◆ Task:
Each of the entries should be output exactly, with nothing left out.
----- Material for this task -----
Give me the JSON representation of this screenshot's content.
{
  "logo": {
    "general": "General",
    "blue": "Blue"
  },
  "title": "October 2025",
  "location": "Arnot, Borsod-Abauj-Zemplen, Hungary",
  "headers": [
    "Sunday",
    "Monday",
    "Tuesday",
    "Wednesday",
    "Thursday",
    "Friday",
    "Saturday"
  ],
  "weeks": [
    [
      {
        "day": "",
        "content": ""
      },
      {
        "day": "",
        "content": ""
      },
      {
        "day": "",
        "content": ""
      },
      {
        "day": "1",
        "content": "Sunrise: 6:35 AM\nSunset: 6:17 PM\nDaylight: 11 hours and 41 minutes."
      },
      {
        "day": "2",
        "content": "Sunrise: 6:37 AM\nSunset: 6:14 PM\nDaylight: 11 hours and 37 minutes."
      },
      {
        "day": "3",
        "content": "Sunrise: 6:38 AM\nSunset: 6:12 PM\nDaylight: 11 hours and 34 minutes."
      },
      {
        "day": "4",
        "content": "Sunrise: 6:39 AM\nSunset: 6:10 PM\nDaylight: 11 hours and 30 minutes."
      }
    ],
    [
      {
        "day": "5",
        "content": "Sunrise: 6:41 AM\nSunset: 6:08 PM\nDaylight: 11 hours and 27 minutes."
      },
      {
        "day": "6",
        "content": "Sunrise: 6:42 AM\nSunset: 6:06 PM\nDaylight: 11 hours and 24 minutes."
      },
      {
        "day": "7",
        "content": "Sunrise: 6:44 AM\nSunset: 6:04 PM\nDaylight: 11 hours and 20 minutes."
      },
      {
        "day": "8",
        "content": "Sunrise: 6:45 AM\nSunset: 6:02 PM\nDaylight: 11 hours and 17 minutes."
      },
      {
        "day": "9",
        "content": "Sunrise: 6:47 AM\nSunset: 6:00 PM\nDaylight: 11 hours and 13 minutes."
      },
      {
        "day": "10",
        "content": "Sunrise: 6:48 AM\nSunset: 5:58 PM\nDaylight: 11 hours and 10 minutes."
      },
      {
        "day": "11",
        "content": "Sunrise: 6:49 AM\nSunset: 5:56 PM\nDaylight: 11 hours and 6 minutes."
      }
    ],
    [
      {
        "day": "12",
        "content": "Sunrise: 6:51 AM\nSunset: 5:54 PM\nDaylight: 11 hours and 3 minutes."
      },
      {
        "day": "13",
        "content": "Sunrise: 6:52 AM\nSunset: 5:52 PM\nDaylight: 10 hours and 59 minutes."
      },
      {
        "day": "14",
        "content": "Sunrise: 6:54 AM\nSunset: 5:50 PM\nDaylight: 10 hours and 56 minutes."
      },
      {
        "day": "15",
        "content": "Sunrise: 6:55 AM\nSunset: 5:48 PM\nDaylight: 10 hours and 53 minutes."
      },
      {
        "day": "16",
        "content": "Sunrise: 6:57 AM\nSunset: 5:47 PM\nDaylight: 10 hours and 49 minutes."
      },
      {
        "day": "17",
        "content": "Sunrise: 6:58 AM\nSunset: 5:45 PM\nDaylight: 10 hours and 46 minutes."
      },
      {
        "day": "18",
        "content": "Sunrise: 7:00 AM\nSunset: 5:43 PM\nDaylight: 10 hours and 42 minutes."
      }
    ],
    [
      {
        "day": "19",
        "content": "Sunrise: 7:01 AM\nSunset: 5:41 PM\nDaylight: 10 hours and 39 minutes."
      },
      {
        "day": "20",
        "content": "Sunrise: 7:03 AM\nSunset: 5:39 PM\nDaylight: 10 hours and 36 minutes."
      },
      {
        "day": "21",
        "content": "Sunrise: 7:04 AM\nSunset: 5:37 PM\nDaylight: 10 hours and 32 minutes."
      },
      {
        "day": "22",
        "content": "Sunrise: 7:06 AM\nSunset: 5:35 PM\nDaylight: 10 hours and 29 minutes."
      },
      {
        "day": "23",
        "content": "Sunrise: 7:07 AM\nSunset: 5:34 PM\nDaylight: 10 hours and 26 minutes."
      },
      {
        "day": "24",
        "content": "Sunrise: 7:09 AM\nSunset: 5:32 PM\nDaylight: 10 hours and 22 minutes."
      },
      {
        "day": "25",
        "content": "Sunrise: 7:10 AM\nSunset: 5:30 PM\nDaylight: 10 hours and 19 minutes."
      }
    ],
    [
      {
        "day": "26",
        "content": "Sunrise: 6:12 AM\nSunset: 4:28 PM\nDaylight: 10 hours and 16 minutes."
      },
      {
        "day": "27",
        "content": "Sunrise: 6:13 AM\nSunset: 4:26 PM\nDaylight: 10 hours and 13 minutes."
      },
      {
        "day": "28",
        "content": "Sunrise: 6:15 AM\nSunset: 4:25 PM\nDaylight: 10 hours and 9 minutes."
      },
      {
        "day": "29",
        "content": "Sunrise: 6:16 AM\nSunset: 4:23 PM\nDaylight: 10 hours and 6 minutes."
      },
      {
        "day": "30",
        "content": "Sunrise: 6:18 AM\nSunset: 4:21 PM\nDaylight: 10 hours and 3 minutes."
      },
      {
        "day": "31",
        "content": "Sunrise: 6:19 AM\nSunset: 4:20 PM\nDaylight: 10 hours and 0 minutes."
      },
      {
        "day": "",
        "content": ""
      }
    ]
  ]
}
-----
◆ Completed task:
Give me the JSON representation of this screenshot's content.
{
  "logo": {
    "general": "General",
    "blue": "Blue"
  },
  "title": "October 2025",
  "location": "Arnot, Borsod-Abauj-Zemplen, Hungary",
  "headers": [
    "Sunday",
    "Monday",
    "Tuesday",
    "Wednesday",
    "Thursday",
    "Friday",
    "Saturday"
  ],
  "weeks": [
    [
      {
        "day": "",
        "content": ""
      },
      {
        "day": "",
        "content": ""
      },
      {
        "day": "",
        "content": ""
      },
      {
        "day": "1",
        "content": "Sunrise: 6:35 AM\nSunset: 6:17 PM\nDaylight: 11 hours and 41 minutes."
      },
      {
        "day": "2",
        "content": "Sunrise: 6:37 AM\nSunset: 6:14 PM\nDaylight: 11 hours and 37 minutes."
      },
      {
        "day": "3",
        "content": "Sunrise: 6:38 AM\nSunset: 6:12 PM\nDaylight: 11 hours and 34 minutes."
      },
      {
        "day": "4",
        "content": "Sunrise: 6:39 AM\nSunset: 6:10 PM\nDaylight: 11 hours and 30 minutes."
      }
    ],
    [
      {
        "day": "5",
        "content": "Sunrise: 6:41 AM\nSunset: 6:08 PM\nDaylight: 11 hours and 27 minutes."
      },
      {
        "day": "6",
        "content": "Sunrise: 6:42 AM\nSunset: 6:06 PM\nDaylight: 11 hours and 24 minutes."
      },
      {
        "day": "7",
        "content": "Sunrise: 6:44 AM\nSunset: 6:04 PM\nDaylight: 11 hours and 20 minutes."
      },
      {
        "day": "8",
        "content": "Sunrise: 6:45 AM\nSunset: 6:02 PM\nDaylight: 11 hours and 17 minutes."
      },
      {
        "day": "9",
        "content": "Sunrise: 6:47 AM\nSunset: 6:00 PM\nDaylight: 11 hours and 13 minutes."
      },
      {
        "day": "10",
        "content": "Sunrise: 6:48 AM\nSunset: 5:58 PM\nDaylight: 11 hours and 10 minutes."
      },
      {
        "day": "11",
        "content": "Sunrise: 6:49 AM\nSunset: 5:56 PM\nDaylight: 11 hours and 6 minutes."
      }
    ],
    [
      {
        "day": "12",
        "content": "Sunrise: 6:51 AM\nSunset: 5:54 PM\nDaylight: 11 hours and 3 minutes."
      },
      {
        "day": "13",
        "content": "Sunrise: 6:52 AM\nSunset: 5:52 PM\nDaylight: 10 hours and 59 minutes."
      },
      {
        "day": "14",
        "content": "Sunrise: 6:54 AM\nSunset: 5:50 PM\nDaylight: 10 hours and 56 minutes."
      },
      {
        "day": "15",
        "content": "Sunrise: 6:55 AM\nSunset: 5:48 PM\nDaylight: 10 hours and 53 minutes."
      },
      {
        "day": "16",
        "content": "Sunrise: 6:57 AM\nSunset: 5:47 PM\nDaylight: 10 hours and 49 minutes."
      },
      {
        "day": "17",
        "content": "Sunrise: 6:58 AM\nSunset: 5:45 PM\nDaylight: 10 hours and 46 minutes."
      },
      {
        "day": "18",
        "content": "Sunrise: 7:00 AM\nSunset: 5:43 PM\nDaylight: 10 hours and 42 minutes."
      }
    ],
    [
      {
        "day": "19",
        "content": "Sunrise: 7:01 AM\nSunset: 5:41 PM\nDaylight: 10 hours and 39 minutes."
      },
      {
        "day": "20",
        "content": "Sunrise: 7:03 AM\nSunset: 5:39 PM\nDaylight: 10 hours and 36 minutes."
      },
      {
        "day": "21",
        "content": "Sunrise: 7:04 AM\nSunset: 5:37 PM\nDaylight: 10 hours and 32 minutes."
      },
      {
        "day": "22",
        "content": "Sunrise: 7:06 AM\nSunset: 5:35 PM\nDaylight: 10 hours and 29 minutes."
      },
      {
        "day": "23",
        "content": "Sunrise: 7:07 AM\nSunset: 5:34 PM\nDaylight: 10 hours and 26 minutes."
      },
      {
        "day": "24",
        "content": "Sunrise: 7:09 AM\nSunset: 5:32 PM\nDaylight: 10 hours and 22 minutes."
      },
      {
        "day": "25",
        "content": "Sunrise: 7:10 AM\nSunset: 5:30 PM\nDaylight: 10 hours and 19 minutes."
      }
    ],
    [
      {
        "day": "26",
        "content": "Sunrise: 6:12 AM\nSunset: 4:28 PM\nDaylight: 10 hours and 16 minutes."
      },
      {
        "day": "27",
        "content": "Sunrise: 6:13 AM\nSunset: 4:26 PM\nDaylight: 10 hours and 13 minutes."
      },
      {
        "day": "28",
        "content": "Sunrise: 6:15 AM\nSunset: 4:25 PM\nDaylight: 10 hours and 9 minutes."
      },
      {
        "day": "29",
        "content": "Sunrise: 6:16 AM\nSunset: 4:23 PM\nDaylight: 10 hours and 6 minutes."
      },
      {
        "day": "30",
        "content": "Sunrise: 6:18 AM\nSunset: 4:21 PM\nDaylight: 10 hours and 3 minutes."
      },
      {
        "day": "31",
        "content": "Sunrise: 6:19 AM\nSunset: 4:20 PM\nDaylight: 10 hours and 0 minutes."
      },
      {
        "day": "",
        "content": ""
      }
    ]
  ]
}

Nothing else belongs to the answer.